"They’ve already been bulldozing over and desecrating burial sites. They’ve already been bulldozing sacred sites and sites of historical and cultural significance,” he said.
Remle is an indigenous activist and teacher from Standing Rock and says the ongoing construction of the pipeline is a violation of tribal treaty rights and an act of environmental racism.
The route it was originally planned for was rejected because of a risk to the drinking water in Bismarck. Now it’s crossing tribal lands.
“I mean if they’re saying that a pipeline North of Bismark would have a potential devastating impact on – let’s be honest – the majority white folks in Bismark, then why is okay to go south of there and put it directly above Standing Rock, Cheyenne River, all the Lakota-Dakota Reservations?” Remle said.
The protestors are targeting decision makers with the Army Corps of Engineers, which runs the Ballard Locks. The corps could still deny the permit allowing the pipeline to cross beneath the Missouri River. And the activists are calling on President Obama to reject the project while he’s still in office.
Other protests Tuesday are taking place in Bothell, Puyallup, Port Townsend, Coupeville, Silverdale and Vashon.

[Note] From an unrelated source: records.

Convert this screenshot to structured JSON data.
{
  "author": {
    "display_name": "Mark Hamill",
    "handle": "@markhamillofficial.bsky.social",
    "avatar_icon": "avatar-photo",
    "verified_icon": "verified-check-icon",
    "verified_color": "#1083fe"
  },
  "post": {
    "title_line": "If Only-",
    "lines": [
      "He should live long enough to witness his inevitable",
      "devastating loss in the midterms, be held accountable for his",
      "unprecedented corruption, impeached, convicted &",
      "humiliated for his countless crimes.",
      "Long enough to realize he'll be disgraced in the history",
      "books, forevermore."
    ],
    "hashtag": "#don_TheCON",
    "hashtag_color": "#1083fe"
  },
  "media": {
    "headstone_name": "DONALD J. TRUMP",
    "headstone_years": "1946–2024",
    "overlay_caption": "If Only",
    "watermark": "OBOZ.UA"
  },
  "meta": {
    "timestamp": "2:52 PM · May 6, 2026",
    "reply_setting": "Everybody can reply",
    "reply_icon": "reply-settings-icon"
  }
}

Several of the actions are also aimed at the banks that are financing the pipeline.